AIM OF THE TASK => Look through the lines of the material and count those containing "screenshot". Give that count alone.

GIVEN RECORDS =>

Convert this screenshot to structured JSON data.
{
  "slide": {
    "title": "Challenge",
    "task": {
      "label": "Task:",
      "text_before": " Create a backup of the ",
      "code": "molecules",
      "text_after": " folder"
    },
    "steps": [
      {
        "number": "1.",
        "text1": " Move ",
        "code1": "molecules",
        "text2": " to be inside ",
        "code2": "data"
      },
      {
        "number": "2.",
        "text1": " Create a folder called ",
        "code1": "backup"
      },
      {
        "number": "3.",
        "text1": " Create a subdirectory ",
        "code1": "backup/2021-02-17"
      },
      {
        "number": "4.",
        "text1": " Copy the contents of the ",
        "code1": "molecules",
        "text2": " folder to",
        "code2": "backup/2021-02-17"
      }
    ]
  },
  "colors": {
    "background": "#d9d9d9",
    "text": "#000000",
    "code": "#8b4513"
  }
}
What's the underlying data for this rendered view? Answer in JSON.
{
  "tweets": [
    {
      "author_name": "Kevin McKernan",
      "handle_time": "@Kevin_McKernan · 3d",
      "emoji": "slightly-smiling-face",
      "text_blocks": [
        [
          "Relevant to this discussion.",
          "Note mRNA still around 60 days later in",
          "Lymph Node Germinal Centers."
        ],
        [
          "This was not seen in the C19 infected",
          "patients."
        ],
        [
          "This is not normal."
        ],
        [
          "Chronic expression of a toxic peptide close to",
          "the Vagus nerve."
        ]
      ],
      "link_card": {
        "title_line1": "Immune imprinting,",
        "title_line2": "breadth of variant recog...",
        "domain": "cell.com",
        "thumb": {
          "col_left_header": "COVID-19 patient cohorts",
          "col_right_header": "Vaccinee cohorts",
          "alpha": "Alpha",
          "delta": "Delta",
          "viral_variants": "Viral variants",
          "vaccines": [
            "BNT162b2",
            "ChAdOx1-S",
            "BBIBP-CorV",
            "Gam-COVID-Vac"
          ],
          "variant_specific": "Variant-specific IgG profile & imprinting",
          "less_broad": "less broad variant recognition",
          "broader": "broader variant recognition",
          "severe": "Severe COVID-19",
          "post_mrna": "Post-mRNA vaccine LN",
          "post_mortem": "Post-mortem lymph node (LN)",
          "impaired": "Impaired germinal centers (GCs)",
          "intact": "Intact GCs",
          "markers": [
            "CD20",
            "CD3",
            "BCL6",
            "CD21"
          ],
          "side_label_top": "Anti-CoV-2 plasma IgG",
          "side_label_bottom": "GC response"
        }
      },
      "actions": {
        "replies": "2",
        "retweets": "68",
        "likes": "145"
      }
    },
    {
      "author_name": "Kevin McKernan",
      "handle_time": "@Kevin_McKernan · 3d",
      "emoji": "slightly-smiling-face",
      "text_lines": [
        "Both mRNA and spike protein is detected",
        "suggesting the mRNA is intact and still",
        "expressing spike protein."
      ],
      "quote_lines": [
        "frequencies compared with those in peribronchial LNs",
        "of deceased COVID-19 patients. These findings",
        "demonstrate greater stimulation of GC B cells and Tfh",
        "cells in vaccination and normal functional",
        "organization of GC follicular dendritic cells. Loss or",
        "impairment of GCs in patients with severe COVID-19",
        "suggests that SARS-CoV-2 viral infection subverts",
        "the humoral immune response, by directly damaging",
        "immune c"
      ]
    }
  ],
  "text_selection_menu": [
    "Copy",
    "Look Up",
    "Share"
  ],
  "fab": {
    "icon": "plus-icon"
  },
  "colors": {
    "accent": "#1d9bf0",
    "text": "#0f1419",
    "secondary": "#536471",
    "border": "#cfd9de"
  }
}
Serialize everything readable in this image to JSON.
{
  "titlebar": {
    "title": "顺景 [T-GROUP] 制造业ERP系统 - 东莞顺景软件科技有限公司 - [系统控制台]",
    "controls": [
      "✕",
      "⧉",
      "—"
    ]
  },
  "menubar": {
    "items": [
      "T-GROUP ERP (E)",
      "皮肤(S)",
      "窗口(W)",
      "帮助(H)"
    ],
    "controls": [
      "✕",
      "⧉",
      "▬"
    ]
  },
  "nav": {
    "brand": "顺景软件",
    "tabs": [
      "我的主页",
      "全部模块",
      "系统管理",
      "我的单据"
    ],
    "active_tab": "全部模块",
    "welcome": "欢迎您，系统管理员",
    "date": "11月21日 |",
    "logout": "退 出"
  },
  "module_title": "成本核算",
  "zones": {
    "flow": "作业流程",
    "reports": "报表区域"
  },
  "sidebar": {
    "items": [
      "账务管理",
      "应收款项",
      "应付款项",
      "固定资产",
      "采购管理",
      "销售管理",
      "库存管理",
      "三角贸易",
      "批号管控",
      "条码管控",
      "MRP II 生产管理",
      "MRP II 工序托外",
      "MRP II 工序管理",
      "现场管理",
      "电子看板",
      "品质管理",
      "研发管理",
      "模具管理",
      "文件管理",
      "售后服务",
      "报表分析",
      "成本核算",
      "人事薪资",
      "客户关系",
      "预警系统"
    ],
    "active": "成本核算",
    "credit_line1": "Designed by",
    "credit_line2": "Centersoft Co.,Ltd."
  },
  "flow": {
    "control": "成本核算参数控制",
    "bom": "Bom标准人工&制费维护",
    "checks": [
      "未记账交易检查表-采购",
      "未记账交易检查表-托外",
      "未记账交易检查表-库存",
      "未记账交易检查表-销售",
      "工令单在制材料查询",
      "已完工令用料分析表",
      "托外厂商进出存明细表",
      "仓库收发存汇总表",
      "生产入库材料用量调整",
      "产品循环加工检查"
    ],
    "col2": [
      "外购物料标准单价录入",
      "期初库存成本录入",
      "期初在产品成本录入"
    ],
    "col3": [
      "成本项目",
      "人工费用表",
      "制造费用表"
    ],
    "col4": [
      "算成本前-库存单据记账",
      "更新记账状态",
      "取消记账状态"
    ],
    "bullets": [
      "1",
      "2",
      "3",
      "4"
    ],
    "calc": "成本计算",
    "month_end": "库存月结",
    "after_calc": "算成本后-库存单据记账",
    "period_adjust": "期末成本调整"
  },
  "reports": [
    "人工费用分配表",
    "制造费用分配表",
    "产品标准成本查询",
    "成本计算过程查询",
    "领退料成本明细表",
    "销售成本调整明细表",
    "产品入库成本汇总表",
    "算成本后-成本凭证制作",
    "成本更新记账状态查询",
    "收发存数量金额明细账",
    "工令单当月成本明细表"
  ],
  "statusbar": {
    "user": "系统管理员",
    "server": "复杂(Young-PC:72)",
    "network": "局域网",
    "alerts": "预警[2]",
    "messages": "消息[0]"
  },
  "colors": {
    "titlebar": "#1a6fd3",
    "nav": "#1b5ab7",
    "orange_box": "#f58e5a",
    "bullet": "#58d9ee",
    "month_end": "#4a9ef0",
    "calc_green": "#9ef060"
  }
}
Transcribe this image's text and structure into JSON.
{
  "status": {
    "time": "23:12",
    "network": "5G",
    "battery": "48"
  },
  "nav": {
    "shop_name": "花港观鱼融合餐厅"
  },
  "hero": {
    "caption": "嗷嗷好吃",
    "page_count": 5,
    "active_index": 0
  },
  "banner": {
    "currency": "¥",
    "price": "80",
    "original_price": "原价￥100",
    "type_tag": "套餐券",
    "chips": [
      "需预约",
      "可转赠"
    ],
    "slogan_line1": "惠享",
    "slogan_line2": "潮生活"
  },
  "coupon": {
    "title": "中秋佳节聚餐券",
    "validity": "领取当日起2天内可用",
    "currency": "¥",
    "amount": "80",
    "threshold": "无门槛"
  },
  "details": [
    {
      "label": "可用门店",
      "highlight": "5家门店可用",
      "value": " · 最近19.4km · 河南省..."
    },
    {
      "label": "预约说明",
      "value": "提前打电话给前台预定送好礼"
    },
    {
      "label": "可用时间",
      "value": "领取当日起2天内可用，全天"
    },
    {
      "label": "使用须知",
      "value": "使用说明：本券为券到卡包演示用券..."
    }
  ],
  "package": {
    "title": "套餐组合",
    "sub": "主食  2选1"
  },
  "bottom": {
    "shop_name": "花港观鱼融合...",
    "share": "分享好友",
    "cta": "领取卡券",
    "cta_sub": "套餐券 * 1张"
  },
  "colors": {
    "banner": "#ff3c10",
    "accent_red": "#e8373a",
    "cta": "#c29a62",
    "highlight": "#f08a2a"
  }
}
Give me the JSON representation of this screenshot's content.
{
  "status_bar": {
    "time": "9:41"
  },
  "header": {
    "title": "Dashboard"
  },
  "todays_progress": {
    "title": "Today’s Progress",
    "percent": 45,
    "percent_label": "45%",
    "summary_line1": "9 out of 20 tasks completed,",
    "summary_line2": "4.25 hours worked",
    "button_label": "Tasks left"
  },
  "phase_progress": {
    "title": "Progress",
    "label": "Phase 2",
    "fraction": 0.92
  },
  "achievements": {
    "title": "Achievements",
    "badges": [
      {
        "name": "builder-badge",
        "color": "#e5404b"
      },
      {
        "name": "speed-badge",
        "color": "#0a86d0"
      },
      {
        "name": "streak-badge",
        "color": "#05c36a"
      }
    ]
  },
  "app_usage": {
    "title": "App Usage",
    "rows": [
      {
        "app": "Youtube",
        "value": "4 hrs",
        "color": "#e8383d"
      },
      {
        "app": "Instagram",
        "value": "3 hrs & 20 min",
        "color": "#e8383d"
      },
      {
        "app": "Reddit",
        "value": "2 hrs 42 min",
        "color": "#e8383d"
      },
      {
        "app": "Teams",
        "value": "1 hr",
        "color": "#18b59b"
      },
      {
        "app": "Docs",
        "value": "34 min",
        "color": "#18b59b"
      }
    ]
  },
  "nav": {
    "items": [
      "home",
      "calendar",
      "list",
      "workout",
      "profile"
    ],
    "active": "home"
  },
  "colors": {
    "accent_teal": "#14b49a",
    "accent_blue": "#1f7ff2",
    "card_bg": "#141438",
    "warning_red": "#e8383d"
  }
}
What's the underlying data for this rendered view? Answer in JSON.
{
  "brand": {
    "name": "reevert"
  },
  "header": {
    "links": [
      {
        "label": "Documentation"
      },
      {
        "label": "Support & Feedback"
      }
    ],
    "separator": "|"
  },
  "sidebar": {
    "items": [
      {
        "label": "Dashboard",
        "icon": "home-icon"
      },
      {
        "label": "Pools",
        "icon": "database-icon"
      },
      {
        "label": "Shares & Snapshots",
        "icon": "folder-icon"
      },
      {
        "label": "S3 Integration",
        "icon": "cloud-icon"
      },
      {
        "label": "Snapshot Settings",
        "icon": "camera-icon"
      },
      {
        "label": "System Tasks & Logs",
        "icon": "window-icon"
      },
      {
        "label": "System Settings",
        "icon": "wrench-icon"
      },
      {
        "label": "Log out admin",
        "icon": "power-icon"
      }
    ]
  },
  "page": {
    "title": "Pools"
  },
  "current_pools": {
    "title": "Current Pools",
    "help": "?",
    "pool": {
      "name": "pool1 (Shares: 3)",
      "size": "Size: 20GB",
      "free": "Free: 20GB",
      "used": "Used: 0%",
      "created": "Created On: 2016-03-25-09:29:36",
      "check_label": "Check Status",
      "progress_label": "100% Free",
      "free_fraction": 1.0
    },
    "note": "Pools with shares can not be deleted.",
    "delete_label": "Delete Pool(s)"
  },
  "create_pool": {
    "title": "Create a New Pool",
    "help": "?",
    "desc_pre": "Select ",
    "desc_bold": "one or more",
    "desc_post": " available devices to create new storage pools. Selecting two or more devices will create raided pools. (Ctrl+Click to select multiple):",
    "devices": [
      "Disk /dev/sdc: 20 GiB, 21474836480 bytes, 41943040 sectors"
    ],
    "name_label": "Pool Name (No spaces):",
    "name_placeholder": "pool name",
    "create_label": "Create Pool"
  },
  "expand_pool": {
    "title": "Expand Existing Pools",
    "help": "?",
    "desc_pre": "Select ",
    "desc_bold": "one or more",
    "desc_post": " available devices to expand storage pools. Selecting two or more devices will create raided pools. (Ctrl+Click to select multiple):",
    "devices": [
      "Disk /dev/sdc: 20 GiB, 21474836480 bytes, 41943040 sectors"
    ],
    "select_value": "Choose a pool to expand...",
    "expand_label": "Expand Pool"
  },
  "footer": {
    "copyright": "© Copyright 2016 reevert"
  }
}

ANSWER TO THIS PROBLEM => 2